Hale County This Morning, This Evening
And finally, every image in Hale County This Morning, This Evening has stuck with me this year, vivid and unresolved. None of the entry or exit points of the shots, none of the sequencing, feels familiar or expected. It’s all continuously active, still mysterious and new. The film is constructed around the loosest of narratives, in which director RaMell Ross follows Daniel Collins and Quincy Bryant over the course of five years in their largely African-American home community of Hale County, Alabama. It’s a film that doesn’t just employ and deploy images, it interrogates and reflects upon them—its own and their usage, the audience’s potential assumptions regarding them, and also implicitly the depictions and framings you’d more commonly find elsewhere. This intensely complex but also thoroughly pleasurable process of really looking starts from the first shot. A young man exits the back seat of a car and glares back at the camera. Yet we hold on him past the completion of this brusque gesture to capture another, much softer expression, in which he casts back at the camera, and unconsciously to his potential future judges in the audience, conveying something like, “are you coming?” or “are you still filming?” Ross does keep filming, and frequently lets us witness that, most memorably for two consecutive unbroken shots, each several minutes in length. A tiny boy, newly confident on his legs, dashes back and forth and down the hall, over and over again, winded but tireless, outlasting every possible easy conclusion we’re tempted to draw about the purpose and meaning of the shot. Cut to a locker room before a college basketball game, where men much bigger but no less energetic dribble and cajole and roughhouse with one another. The shot keeps going, again long past what might have been quantified as a “scene,” with whatever exchange between the boys might have been used to construct a narrative. Meanwhile, as we’ve been waiting for Ross to show us something, we’ve been looking. We’ve been noticing things we might not have otherwise. The ease. The familiarity. The affection. The kid with his headphones on, lost in his own thoughts. The flickers of emotion, ambiguous and private, sparked from errant moments of play. Gradually, there’s so much to see.

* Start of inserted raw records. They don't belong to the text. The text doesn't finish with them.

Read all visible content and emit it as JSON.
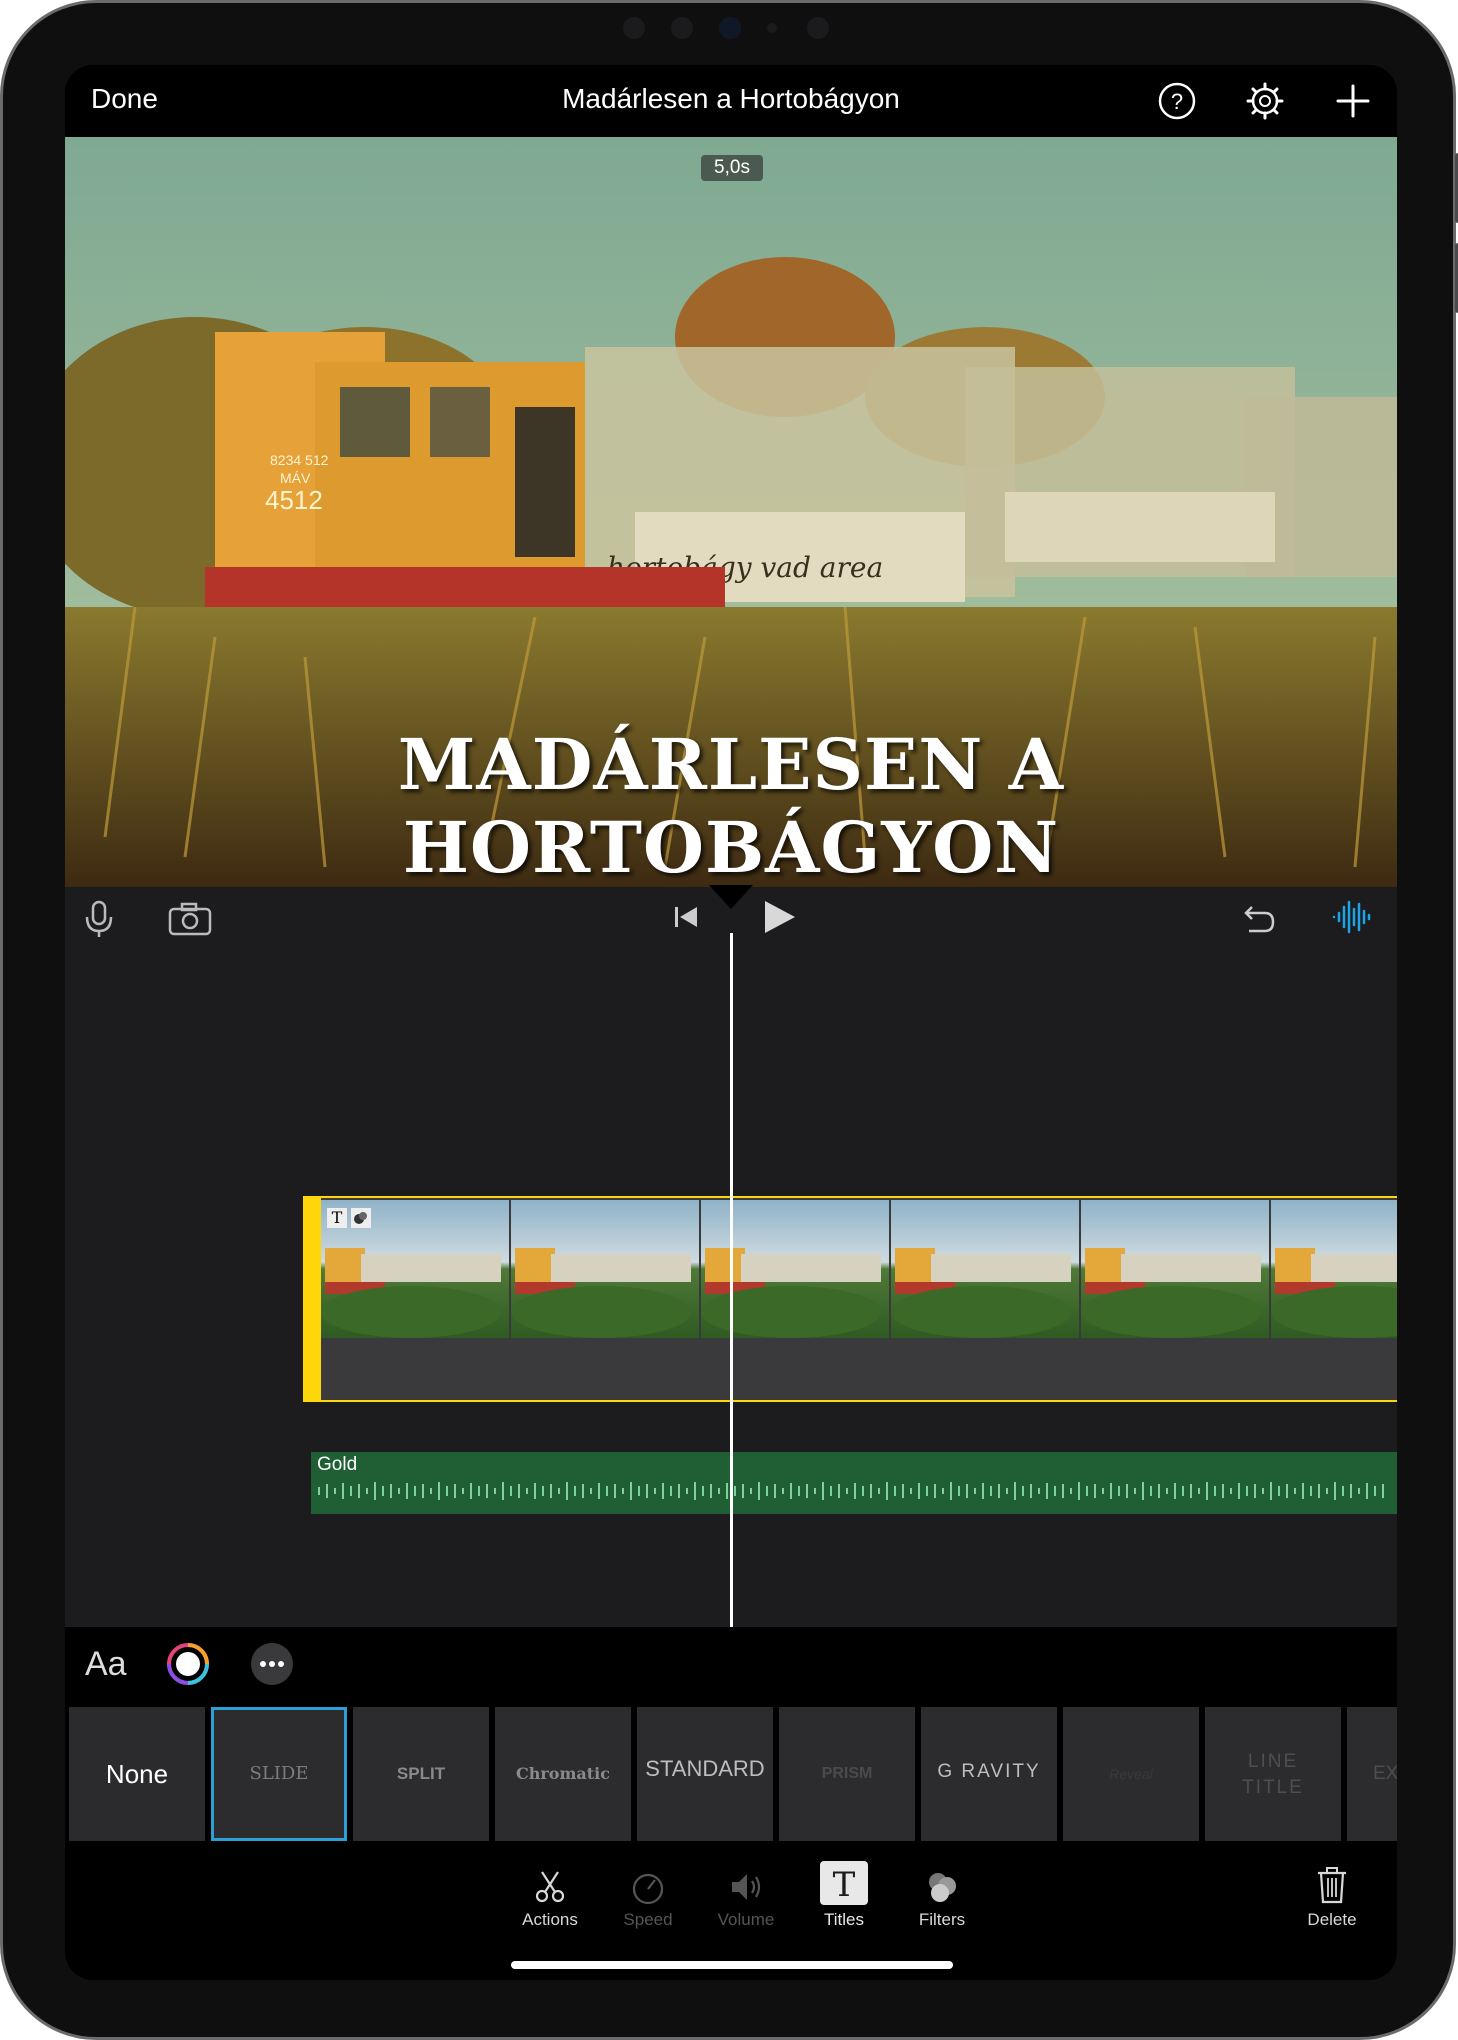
{
  "header": {
    "done_label": "Done",
    "project_title": "Madárlesen a Hortobágyon",
    "icons": [
      "help-icon",
      "settings-gear-icon",
      "add-plus-icon"
    ]
  },
  "preview": {
    "duration": "5,0s",
    "overlay_title": "MADÁRLESEN A HORTOBÁGYON",
    "locomotive_number": "4512",
    "locomotive_serial": "8234 512",
    "locomotive_mark": "MÁV",
    "wagon_caption": "hortobágy vad area"
  },
  "controls": {
    "icons": [
      "microphone-icon",
      "camera-icon",
      "skip-to-start-icon",
      "play-icon",
      "undo-icon",
      "audio-waveform-icon"
    ]
  },
  "timeline": {
    "clip_badges": [
      "T",
      "filter-badge"
    ],
    "clip_frames": 6,
    "audio_track_label": "Gold"
  },
  "title_options": {
    "font_label": "Aa",
    "icons": [
      "color-wheel-icon",
      "more-options-icon"
    ]
  },
  "title_styles": [
    {
      "label": "None",
      "selected": false
    },
    {
      "label": "SLIDE",
      "selected": true
    },
    {
      "label": "SPLIT",
      "selected": false
    },
    {
      "label": "Chromatic",
      "selected": false
    },
    {
      "label": "STANDARD",
      "selected": false
    },
    {
      "label": "PRISM",
      "selected": false
    },
    {
      "label": "G RAVITY",
      "selected": false
    },
    {
      "label": "Reveal",
      "selected": false
    },
    {
      "label": "LINE TITLE",
      "selected": false
    },
    {
      "label": "EX",
      "selected": false
    }
  ],
  "toolbar": {
    "actions_label": "Actions",
    "speed_label": "Speed",
    "volume_label": "Volume",
    "titles_label": "Titles",
    "filters_label": "Filters",
    "delete_label": "Delete",
    "active_tool": "Titles"
  },
  "colors": {
    "clip_selection": "#ffd60a",
    "audio_track": "#1f5f33",
    "selected_style_border": "#2b9fd8",
    "waveform_accent": "#1fa3e6"
  }
}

Eventually that shot ends, too soon when it does. But we know there was more, we know that there is more. Being led to feel that way about every image in Hale County suggested I do the same in other movies as well. Especially in nonfiction, every choice can, and probably should, vibrate with every other possibility. The frame doesn’t contain, it demands that we look beyond it.

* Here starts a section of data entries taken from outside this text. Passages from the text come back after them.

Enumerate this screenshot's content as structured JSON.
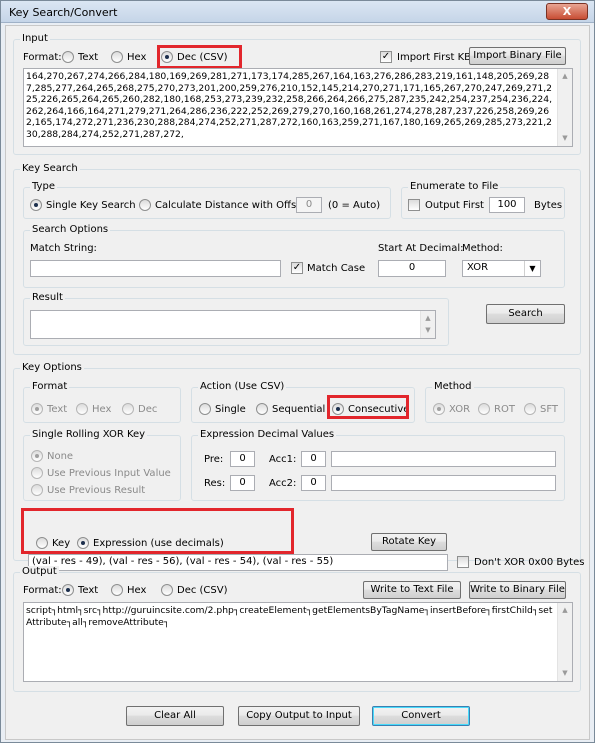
{
  "window": {
    "title": "Key Search/Convert",
    "close_label": "X"
  },
  "input": {
    "legend": "Input",
    "format_label": "Format:",
    "formats": [
      "Text",
      "Hex",
      "Dec (CSV)"
    ],
    "format_selected": "Dec (CSV)",
    "import_first_kb_label": "Import First KB",
    "import_first_kb_checked": true,
    "import_binary_label": "Import Binary File",
    "text": "164,270,267,274,266,284,180,169,269,281,271,173,174,285,267,164,163,276,286,283,219,161,148,205,269,287,285,277,264,265,268,275,270,273,201,200,259,276,210,152,145,214,270,271,171,165,267,270,247,269,271,225,226,265,264,265,260,282,180,168,253,273,239,232,258,266,264,266,275,287,235,242,254,237,254,236,224,262,264,166,164,271,279,271,264,286,236,222,252,269,279,270,160,168,261,274,278,287,237,226,258,269,262,165,174,272,271,236,230,288,284,274,252,271,287,272,160,163,259,271,167,180,169,265,269,285,273,221,230,288,284,274,252,271,287,272,"
  },
  "key_search": {
    "legend": "Key Search",
    "type_legend": "Type",
    "single_label": "Single Key Search",
    "distance_label": "Calculate Distance with Offset:",
    "offset_value": "0",
    "auto_note": "(0 = Auto)",
    "type_selected": "single",
    "enumerate_legend": "Enumerate to File",
    "output_first_label": "Output First",
    "output_first_checked": false,
    "output_first_value": "100",
    "bytes_label": "Bytes",
    "search_options_legend": "Search Options",
    "match_string_label": "Match String:",
    "match_string_value": "",
    "match_case_label": "Match Case",
    "match_case_checked": true,
    "start_at_label": "Start At Decimal:",
    "start_at_value": "0",
    "method_label": "Method:",
    "method_value": "XOR",
    "result_legend": "Result",
    "result_value": "",
    "search_button": "Search"
  },
  "key_options": {
    "legend": "Key Options",
    "format_legend": "Format",
    "formats": [
      "Text",
      "Hex",
      "Dec"
    ],
    "action_legend": "Action (Use CSV)",
    "actions": [
      "Single",
      "Sequential",
      "Consecutive"
    ],
    "action_selected": "Consecutive",
    "method_legend": "Method",
    "methods": [
      "XOR",
      "ROT",
      "SFT"
    ],
    "rolling_legend": "Single Rolling XOR Key",
    "rolling_options": [
      "None",
      "Use Previous Input Value",
      "Use Previous Result"
    ],
    "expr_legend": "Expression Decimal Values",
    "pre_label": "Pre:",
    "pre_value": "0",
    "acc1_label": "Acc1:",
    "acc1_value": "0",
    "res_label": "Res:",
    "res_value": "0",
    "acc2_label": "Acc2:",
    "acc2_value": "0",
    "key_radio_label": "Key",
    "expression_radio_label": "Expression (use decimals)",
    "key_mode_selected": "expression",
    "rotate_key_button": "Rotate Key",
    "expression_value": "(val - res - 49), (val - res - 56), (val - res - 54), (val - res - 55)",
    "dont_xor_label": "Don't XOR 0x00 Bytes",
    "dont_xor_checked": false
  },
  "output": {
    "legend": "Output",
    "format_label": "Format:",
    "formats": [
      "Text",
      "Hex",
      "Dec (CSV)"
    ],
    "format_selected": "Text",
    "write_text_button": "Write to Text File",
    "write_binary_button": "Write to Binary File",
    "text": "script┐html┐src┐http://guruincsite.com/2.php┐createElement┐getElementsByTagName┐insertBefore┐firstChild┐setAttribute┐all┐removeAttribute┐"
  },
  "buttons": {
    "clear_all": "Clear All",
    "copy_output": "Copy Output to Input",
    "convert": "Convert"
  },
  "colors": {
    "highlight": "#e2262c",
    "window_bg": "#f0f0f0",
    "title_gradient_top": "#dbe6f3"
  }
}
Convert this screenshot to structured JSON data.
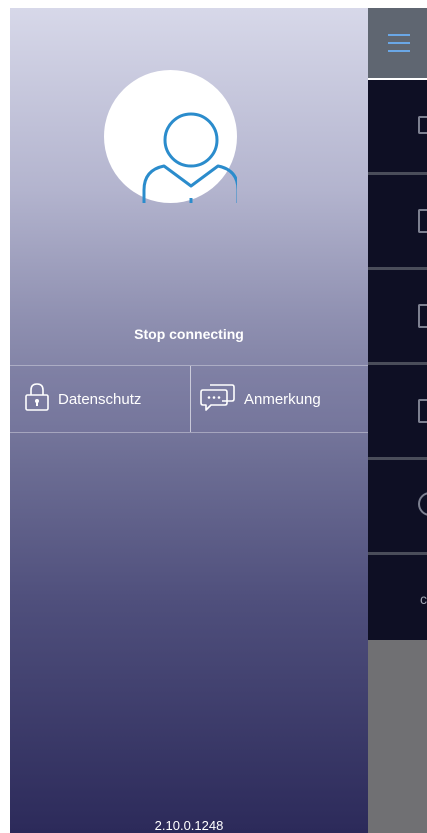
{
  "drawer": {
    "status_text": "Stop connecting",
    "actions": [
      {
        "label": "Datenschutz",
        "icon": "lock-icon"
      },
      {
        "label": "Anmerkung",
        "icon": "chat-bubbles-icon"
      }
    ],
    "version": "2.10.0.1248"
  },
  "background_app": {
    "menu_icon": "hamburger-menu-icon"
  },
  "colors": {
    "accent_blue": "#2b8ccc",
    "drawer_top": "#d7d8e9",
    "drawer_bottom": "#2c2a5a",
    "menu_dark": "#0e0f24"
  }
}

Eric Hynes is a journalist and critic, and curator of film at Museum of the Moving Image in New York.